We reverse the orders and judgments dismissing the counts in the indictment charging Keating and Fidel with violating sections 25110 and 25540. We remand the matter to the trial court with instructions that it reinstate the dismissed charges alleging violations of those sections.
1. Unless otherwise indicated, all further statutory references are to the Corporations Code.
2. The orders and judgments are appealable. (Pen.Code, § 1238, subds. (a)(1), (2), and (8).) We consolidated appeals taken from separate orders. The trial court dismissed identical charges against several codefendants. Codefendant Judy J. Wischer was dismissed as a party to the appeal. All but one codefendant later pled guilty to various charges. Thus, we need not discuss the codefendants' conduct. References to Keating throughout the opinion also refer to Fidel. The People do not challenge the trial court's dismissal of counts alleging violations of other sections. Keating was convicted of 17 other Corporations Code violations and sentenced to 10 years' imprisonment. We recently affirmed his convictions and sentence. (People v. Keating (1993) 16 Cal.App.4th 280, 19 Cal.Rptr.2d 899.) On September 30, 1993, the Supreme Court granted review in the earlier case (S033855) after oral argument in this case. Later, Keating was convicted of related federal charges and separately sentenced. Our facts are taken from the state grand jury testimony and express or implied stipulations or concessions by the parties, and are undisputed. Because the dismissed charges all alleged violations of sections 25110 and 25540 involving similar conduct against separate victims, and the appeal raises only one legal issue common to all the charges, we need not separately discuss facts regarding each victim and charge.
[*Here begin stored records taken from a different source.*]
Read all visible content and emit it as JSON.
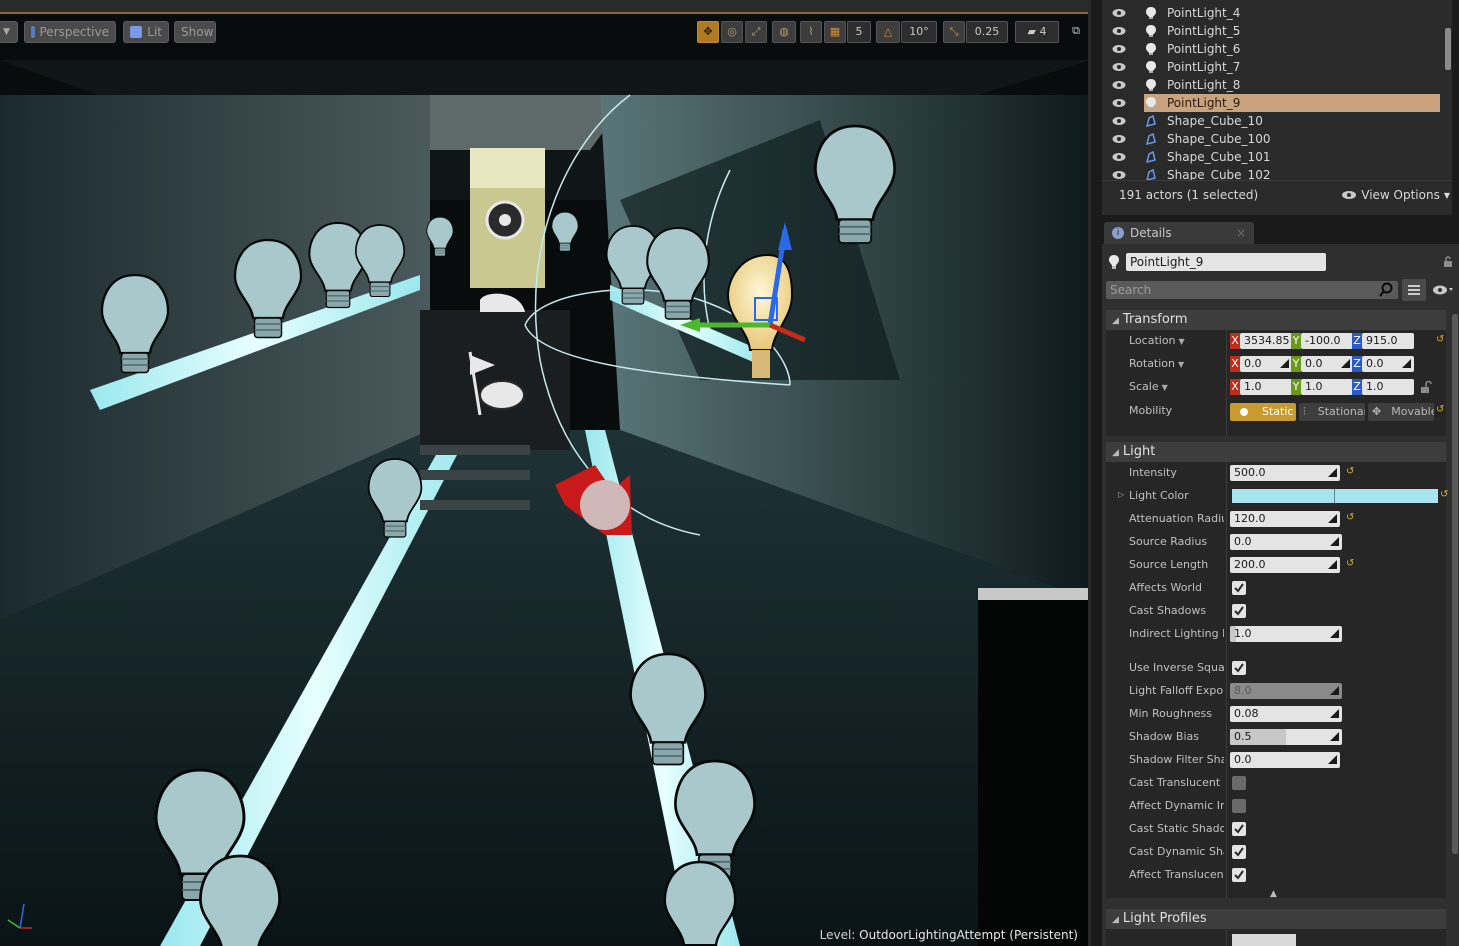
{
  "viewport": {
    "toolbar": {
      "perspective_label": "Perspective",
      "lit_label": "Lit",
      "show_label": "Show",
      "grid_snap": "5",
      "rotation_snap": "10°",
      "scale_snap": "0.25",
      "camera_speed": "4"
    },
    "level_prefix": "Level:",
    "level_name": "OutdoorLightingAttempt (Persistent)"
  },
  "outliner": {
    "items": [
      {
        "label": "PointLight_4",
        "type": "light-icon",
        "selected": false
      },
      {
        "label": "PointLight_5",
        "type": "light-icon",
        "selected": false
      },
      {
        "label": "PointLight_6",
        "type": "light-icon",
        "selected": false
      },
      {
        "label": "PointLight_7",
        "type": "light-icon",
        "selected": false
      },
      {
        "label": "PointLight_8",
        "type": "light-icon",
        "selected": false
      },
      {
        "label": "PointLight_9",
        "type": "light-icon",
        "selected": true
      },
      {
        "label": "Shape_Cube_10",
        "type": "static-mesh-icon",
        "selected": false
      },
      {
        "label": "Shape_Cube_100",
        "type": "static-mesh-icon",
        "selected": false
      },
      {
        "label": "Shape_Cube_101",
        "type": "static-mesh-icon",
        "selected": false
      },
      {
        "label": "Shape_Cube_102",
        "type": "static-mesh-icon",
        "selected": false
      }
    ],
    "actor_count": "191 actors (1 selected)",
    "view_options": "View Options"
  },
  "details": {
    "tab_label": "Details",
    "tab_close": "×",
    "actor_name": "PointLight_9",
    "search_placeholder": "Search",
    "transform": {
      "header": "Transform",
      "location_label": "Location",
      "location": {
        "x": "3534.85",
        "y": "-100.0",
        "z": "915.0"
      },
      "rotation_label": "Rotation",
      "rotation": {
        "x": "0.0",
        "y": "0.0",
        "z": "0.0"
      },
      "scale_label": "Scale",
      "scale": {
        "x": "1.0",
        "y": "1.0",
        "z": "1.0"
      },
      "mobility_label": "Mobility",
      "mobility_options": [
        "Static",
        "Stationary",
        "Movable"
      ],
      "mobility_selected": "Static"
    },
    "light": {
      "header": "Light",
      "intensity_label": "Intensity",
      "intensity": "500.0",
      "light_color_label": "Light Color",
      "light_color": "#a8e4ee",
      "attenuation_radius_label": "Attenuation Radius",
      "attenuation_radius": "120.0",
      "source_radius_label": "Source Radius",
      "source_radius": "0.0",
      "source_length_label": "Source Length",
      "source_length": "200.0",
      "affects_world_label": "Affects World",
      "affects_world": true,
      "cast_shadows_label": "Cast Shadows",
      "cast_shadows": true,
      "indirect_lighting_label": "Indirect Lighting Intensity",
      "indirect_lighting": "1.0",
      "use_inverse_squared_label": "Use Inverse Squared Falloff",
      "use_inverse_squared": true,
      "light_falloff_label": "Light Falloff Exponent",
      "light_falloff": "8.0",
      "min_roughness_label": "Min Roughness",
      "min_roughness": "0.08",
      "shadow_bias_label": "Shadow Bias",
      "shadow_bias": "0.5",
      "shadow_filter_label": "Shadow Filter Sharpen",
      "shadow_filter": "0.0",
      "cast_translucent_label": "Cast Translucent Shadows",
      "cast_translucent": false,
      "affect_dynamic_label": "Affect Dynamic Indirect Lighting",
      "affect_dynamic": false,
      "cast_static_label": "Cast Static Shadows",
      "cast_static": true,
      "cast_dynamic_label": "Cast Dynamic Shadows",
      "cast_dynamic": true,
      "affect_translucent_label": "Affect Translucent Lighting",
      "affect_translucent": true
    },
    "light_profiles": {
      "header": "Light Profiles"
    }
  }
}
3. Omitting certain irrelevant exceptions, “[i]t is unlawful for any person to offer or sell in this state any security in an issuer transaction ․ unless such sale has been qualified under Section 25111, 25112 or 25113․” (§ 25110; see People v. Feno (1984) 154 Cal.App.3d 719, 724–725, 201 Cal.Rptr. 513.) “[A]ny person who willfully violates any provision of this law, or who willfully violates any rule or order under this law, shall upon conviction be fined not more than two hundred fifty thousand dollars ($250,000) or imprisoned in the state prison, or in a county jail for not more than one year, or be punished by both such fine and imprisonment․” (§ 25540.) Section 25540 exempts from imprisonment violators who prove they lacked knowledge of the rule or order, an issue not before us. A 1988 amendment increased the maximum fine and added a provision making certain specified violations exclusively felonies.
4. “(a) Any security for which a registration statement has been filed under the Securities Act of 1933 in connection with the same offering may be qualified by coordination under this section․ [¶] (b) [A]n application for qualification under this section shall contain the following information and be accompanied by the following documents ․: (1) a copy of the registration statement under the Securities Act of 1933, together with all exhibits ․; (2) an undertaking to forward to the commissioner all future amendments to the registration statement under the Securities Act of 1933 ․ promptly and in any event not later than the first business day after the day they are forwarded to or filed with the Securities and Exchange Commission, whichever first occurs; and (3) such other information as may be required to evidence compliance with any rules of the commissioner․ [¶] (c) [Q]ualification of the sale of securities under this section automatically becomes effective (and the securities may be offered and sold in accordance with the terms of the application as amended ) at the moment the federal registration statement becomes effective․” (§ 25111, emphasis added.)
ORTEGA, Acting Presiding Justice.
MIRIAM A. VOGEL and MASTERSON, JJ., concur.